New type of solid oxide fuel cells
(sustainabilityenvironment.com) – Coming from the United States, it is more precisely from the engineering and materials science laboratories of Michigan Technological University, a new flexible fuel cells. The electrochemical device, renamed with the acronym CSSFC, is a kind of solid oxide fuel cell (also known as SOFC) to which the team of scientists has modified the design to improve performance. But to understand what kind of innovation research has brought, we need to take a few steps back.
What are the SOFC?
SOFC solid oxide fuel cells represent an interesting energy conversion technology, capable of producing electricity directly from the fuel. These systems are highly efficient and can work with different fuels, adapting to both hydrogen and methane. On the other hand, however, they require high operating temperatures (about 800°C) that raise their costs and production complexity. This is why industry research has been studying new ways to lower the operating temperature without affecting the yield.
The new CSSFC
The scientist Yun Hang Hu and two students Hanrui Su and Wei Zhang, faced these challenges by changing the conventional approach to the problem. In detail, the team created an interface inside the cell between the electrolyte and the molten carbonate that could act as an ultrafast channel for the transfer of oxygen ions.
“This allowed us to invent a completely new type of fuel cell, a solid fuel cell with carbonate superstructure (CSSFC),” Hu said. “The operating temperature of a conventional SOFC is usually 800 degrees Celsius or higher, because at a lower temperature the transfer of ions into a solid electrolyte would be very slow,” the scientist stressed. “In contrast, the superstructured electrolyte of the CSSFC can provide a rapid ion transfer at 550 degrees Celsius or less, even at 470 degrees Celsius“.

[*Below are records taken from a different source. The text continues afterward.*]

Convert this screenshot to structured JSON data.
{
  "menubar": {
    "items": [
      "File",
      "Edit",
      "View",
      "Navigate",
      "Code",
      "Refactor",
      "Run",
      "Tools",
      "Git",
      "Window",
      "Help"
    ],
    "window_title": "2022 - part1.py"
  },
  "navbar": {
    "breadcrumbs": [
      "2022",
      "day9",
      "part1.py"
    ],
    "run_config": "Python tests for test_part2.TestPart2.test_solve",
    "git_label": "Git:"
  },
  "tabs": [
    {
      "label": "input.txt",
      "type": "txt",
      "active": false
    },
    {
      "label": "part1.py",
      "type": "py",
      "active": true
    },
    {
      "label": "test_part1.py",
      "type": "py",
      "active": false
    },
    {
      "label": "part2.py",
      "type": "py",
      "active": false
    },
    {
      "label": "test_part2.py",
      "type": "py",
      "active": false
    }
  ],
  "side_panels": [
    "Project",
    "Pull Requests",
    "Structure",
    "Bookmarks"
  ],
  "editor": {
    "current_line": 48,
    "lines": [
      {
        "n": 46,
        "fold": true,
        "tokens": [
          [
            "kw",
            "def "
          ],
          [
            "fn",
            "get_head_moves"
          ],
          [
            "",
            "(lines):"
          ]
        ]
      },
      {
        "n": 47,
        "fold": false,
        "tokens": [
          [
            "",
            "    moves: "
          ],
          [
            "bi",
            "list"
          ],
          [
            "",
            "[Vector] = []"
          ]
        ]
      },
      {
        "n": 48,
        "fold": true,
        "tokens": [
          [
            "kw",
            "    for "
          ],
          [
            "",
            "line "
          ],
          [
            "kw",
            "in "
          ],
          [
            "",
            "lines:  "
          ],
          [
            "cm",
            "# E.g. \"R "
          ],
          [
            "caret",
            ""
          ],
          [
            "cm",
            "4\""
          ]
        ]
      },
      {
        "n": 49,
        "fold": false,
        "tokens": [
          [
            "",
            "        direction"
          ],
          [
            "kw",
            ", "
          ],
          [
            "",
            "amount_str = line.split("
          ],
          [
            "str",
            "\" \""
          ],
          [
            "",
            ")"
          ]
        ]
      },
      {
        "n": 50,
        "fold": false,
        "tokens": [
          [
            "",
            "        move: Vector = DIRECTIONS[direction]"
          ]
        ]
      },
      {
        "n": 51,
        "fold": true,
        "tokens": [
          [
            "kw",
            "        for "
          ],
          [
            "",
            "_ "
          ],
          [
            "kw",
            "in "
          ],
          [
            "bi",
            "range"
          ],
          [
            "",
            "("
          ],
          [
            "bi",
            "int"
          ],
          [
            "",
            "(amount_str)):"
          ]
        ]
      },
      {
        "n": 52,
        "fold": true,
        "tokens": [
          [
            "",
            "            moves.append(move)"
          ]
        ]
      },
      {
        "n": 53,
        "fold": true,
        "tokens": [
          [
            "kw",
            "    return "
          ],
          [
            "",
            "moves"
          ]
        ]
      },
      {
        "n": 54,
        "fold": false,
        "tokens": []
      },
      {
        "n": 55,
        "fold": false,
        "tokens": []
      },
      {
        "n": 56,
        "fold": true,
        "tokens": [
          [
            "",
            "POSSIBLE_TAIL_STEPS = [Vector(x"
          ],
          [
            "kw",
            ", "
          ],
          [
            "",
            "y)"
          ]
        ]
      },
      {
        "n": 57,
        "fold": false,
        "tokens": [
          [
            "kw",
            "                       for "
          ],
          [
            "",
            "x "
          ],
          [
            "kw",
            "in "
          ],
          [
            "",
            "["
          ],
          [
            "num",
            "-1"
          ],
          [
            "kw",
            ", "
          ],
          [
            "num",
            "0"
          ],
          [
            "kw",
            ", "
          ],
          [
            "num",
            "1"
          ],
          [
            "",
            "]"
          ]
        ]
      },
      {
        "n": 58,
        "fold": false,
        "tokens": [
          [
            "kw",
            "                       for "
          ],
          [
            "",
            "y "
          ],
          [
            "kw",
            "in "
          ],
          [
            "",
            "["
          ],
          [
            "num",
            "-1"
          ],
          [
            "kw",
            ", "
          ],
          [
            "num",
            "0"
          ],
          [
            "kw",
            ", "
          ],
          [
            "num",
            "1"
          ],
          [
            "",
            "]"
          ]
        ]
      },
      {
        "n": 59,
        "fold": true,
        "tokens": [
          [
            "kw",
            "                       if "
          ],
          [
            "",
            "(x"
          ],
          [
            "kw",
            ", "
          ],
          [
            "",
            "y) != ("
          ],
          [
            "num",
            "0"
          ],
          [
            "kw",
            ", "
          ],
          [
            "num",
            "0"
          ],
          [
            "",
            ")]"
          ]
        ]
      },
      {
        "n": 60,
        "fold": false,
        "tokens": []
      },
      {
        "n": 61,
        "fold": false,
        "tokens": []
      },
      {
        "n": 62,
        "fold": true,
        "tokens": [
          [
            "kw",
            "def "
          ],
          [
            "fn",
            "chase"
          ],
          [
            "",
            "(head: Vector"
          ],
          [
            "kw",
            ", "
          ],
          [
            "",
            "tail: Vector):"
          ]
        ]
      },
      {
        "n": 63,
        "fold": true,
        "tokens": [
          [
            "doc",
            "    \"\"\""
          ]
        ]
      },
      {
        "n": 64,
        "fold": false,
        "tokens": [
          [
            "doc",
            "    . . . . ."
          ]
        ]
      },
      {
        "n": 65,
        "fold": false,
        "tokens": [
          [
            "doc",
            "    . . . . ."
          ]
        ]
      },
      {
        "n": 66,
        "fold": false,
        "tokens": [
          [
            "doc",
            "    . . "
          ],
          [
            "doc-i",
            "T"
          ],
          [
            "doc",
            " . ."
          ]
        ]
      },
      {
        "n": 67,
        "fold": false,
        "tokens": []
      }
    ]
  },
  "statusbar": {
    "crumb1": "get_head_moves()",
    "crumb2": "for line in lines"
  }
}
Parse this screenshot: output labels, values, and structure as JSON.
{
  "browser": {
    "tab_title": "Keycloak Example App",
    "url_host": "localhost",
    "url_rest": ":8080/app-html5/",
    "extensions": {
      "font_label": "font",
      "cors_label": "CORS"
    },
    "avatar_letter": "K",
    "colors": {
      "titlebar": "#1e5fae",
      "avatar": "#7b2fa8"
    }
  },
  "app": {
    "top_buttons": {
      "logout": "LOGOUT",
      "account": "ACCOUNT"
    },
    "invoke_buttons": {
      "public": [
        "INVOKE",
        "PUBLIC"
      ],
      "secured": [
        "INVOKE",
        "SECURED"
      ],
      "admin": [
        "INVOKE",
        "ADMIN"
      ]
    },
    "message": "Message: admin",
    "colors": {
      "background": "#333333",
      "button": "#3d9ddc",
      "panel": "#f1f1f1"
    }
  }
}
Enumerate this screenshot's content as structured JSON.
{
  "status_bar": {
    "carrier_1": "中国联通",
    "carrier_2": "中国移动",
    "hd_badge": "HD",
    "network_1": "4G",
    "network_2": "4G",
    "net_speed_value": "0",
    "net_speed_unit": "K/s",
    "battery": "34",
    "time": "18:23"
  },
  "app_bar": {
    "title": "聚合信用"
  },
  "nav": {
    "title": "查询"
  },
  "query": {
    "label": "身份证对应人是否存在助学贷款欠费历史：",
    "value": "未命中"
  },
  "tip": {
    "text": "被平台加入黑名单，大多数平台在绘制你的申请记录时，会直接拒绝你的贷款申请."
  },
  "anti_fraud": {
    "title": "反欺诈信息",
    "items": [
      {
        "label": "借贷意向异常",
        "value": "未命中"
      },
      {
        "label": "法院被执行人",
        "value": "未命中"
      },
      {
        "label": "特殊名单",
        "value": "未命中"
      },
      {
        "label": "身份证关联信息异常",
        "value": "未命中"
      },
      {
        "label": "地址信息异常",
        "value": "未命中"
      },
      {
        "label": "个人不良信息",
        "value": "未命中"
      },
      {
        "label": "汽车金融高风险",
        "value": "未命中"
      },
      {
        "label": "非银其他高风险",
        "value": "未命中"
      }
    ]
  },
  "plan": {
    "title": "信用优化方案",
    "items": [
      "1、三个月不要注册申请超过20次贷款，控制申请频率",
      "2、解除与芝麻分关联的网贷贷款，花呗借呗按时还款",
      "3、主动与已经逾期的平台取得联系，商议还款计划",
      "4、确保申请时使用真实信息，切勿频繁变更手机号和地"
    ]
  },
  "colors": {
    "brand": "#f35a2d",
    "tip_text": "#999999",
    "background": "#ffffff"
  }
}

The relatively low operating temperature offers high theoretical efficiency and lower manufacturing costs of the cells. In addition, the CSSFC has a high peak power density of 215 mw/cm2 with dry methane fuel at 550 ºC, which is higher than all reported values of SOFC supported by electrolyte. The results of the research were published in Proceedings of the National Academy of Sciences.